The images we see nightly on the TV news reveal the appalling scenes of brutality, suffering and horror that seem to be the lot of so many unfortunates living on planet earth. Whether the events are occurring in the countries of the Middle East or in rickety boats on the Mediterranean Sea, the effect is the same – horror, despair and a paralyzing sense of hopelessness and helplessness.
Hundreds of thousands of people are fleeing their homes, abandoning their possessions in order to clamber over fences or drift in rickety boats, throwing themselves on the mercy of the sea and other countries as they abandon lives that seem to them to be either dangerous or unbearable or both. Migrants all over the world are risking life and limb, resorting to desperate and dangerous methods, in order to escape from their current situation.
Since time immemorial wars have periodically ravaged the Middle East, though just now Israel is not actively involved in any of them. Some people may even gain satisfaction from seeing Arab countries being torn apart by internal conflicts, but I am not among them. What I see are communities being fragmented, families destroyed and individuals condemned to a lifetime of suffering, essentially forced into a stone-age existence. Why should I wish that on anyone? Especially when I am able to benefit from all the comforts of modern life?
I know that the striking images and heart-rending scenes in the news form a kind of nightly reality entertainment programme for the well-fed world. I know, too, that many kind people donate money and resources to help those unfortunates, but it is often too little too late, coming after the irreparable damage has already been done.
Obviously, earthquakes, tsunamis and volcanic eruptions also attract the attention of the world, and intrepid reporters and photographers rush to these places in order to send the distressing images back to the rest of the world. The same goes for mining disasters, forest and bush fires and floods of various kinds.
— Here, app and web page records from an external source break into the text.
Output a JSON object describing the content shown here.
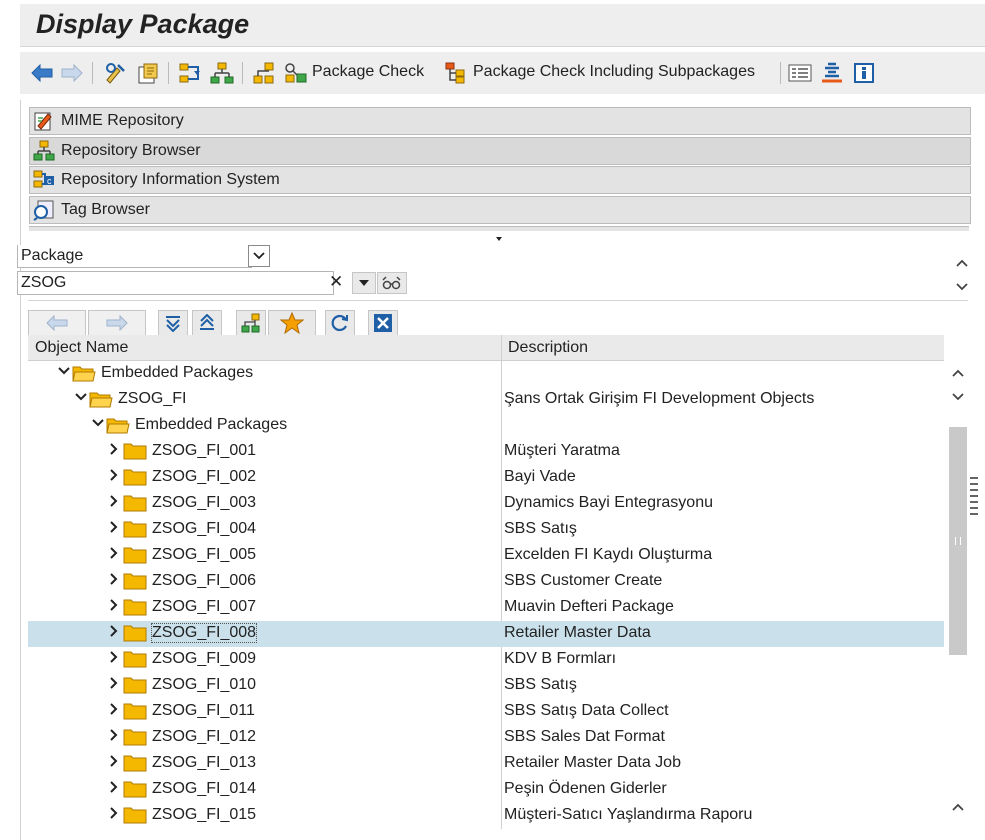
{
  "window": {
    "title": "Display Package"
  },
  "toolbar": {
    "package_check_label": "Package Check",
    "package_check_sub_label": "Package Check Including Subpackages"
  },
  "nav": {
    "items": [
      {
        "label": "MIME Repository",
        "icon": "mime-icon"
      },
      {
        "label": "Repository Browser",
        "icon": "repository-browser-icon"
      },
      {
        "label": "Repository Information System",
        "icon": "info-system-icon"
      },
      {
        "label": "Tag Browser",
        "icon": "tag-browser-icon"
      }
    ]
  },
  "selector": {
    "object_type": "Package",
    "object_value": "ZSOG"
  },
  "tree": {
    "columns": {
      "name": "Object Name",
      "description": "Description"
    },
    "rows": [
      {
        "name": "Embedded Packages",
        "description": ""
      },
      {
        "name": "ZSOG_FI",
        "description": "Şans Ortak Girişim FI Development Objects"
      },
      {
        "name": "Embedded Packages",
        "description": ""
      },
      {
        "name": "ZSOG_FI_001",
        "description": "Müşteri Yaratma"
      },
      {
        "name": "ZSOG_FI_002",
        "description": "Bayi Vade"
      },
      {
        "name": "ZSOG_FI_003",
        "description": "Dynamics Bayi Entegrasyonu"
      },
      {
        "name": "ZSOG_FI_004",
        "description": "SBS Satış"
      },
      {
        "name": "ZSOG_FI_005",
        "description": "Excelden FI Kaydı Oluşturma"
      },
      {
        "name": "ZSOG_FI_006",
        "description": "SBS Customer Create"
      },
      {
        "name": "ZSOG_FI_007",
        "description": "Muavin Defteri Package"
      },
      {
        "name": "ZSOG_FI_008",
        "description": "Retailer Master Data"
      },
      {
        "name": "ZSOG_FI_009",
        "description": "KDV B Formları"
      },
      {
        "name": "ZSOG_FI_010",
        "description": "SBS Satış"
      },
      {
        "name": "ZSOG_FI_011",
        "description": "SBS Satış Data Collect"
      },
      {
        "name": "ZSOG_FI_012",
        "description": "SBS Sales Dat Format"
      },
      {
        "name": "ZSOG_FI_013",
        "description": "Retailer Master Data Job"
      },
      {
        "name": "ZSOG_FI_014",
        "description": "Peşin Ödenen Giderler"
      },
      {
        "name": "ZSOG_FI_015",
        "description": "Müşteri-Satıcı Yaşlandırma Raporu"
      }
    ]
  },
  "colors": {
    "accent": "#1f5fa5",
    "folder": "#f5b800",
    "selected_row": "#cae1ec"
  }
}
It is, I suppose, something to be proud of that humankind has developed resources to cope with such disasters.
But all the same, it makes me feel guilty and ashamed to be sitting in a pleasant room typing this, with a full belly, books at hand and music on the radio when so many people are still suffering hunger, discomfort and the imminent threat of death.
It’s as if we’re living in a parallel world, and as everyone knows, parallel lines never meet.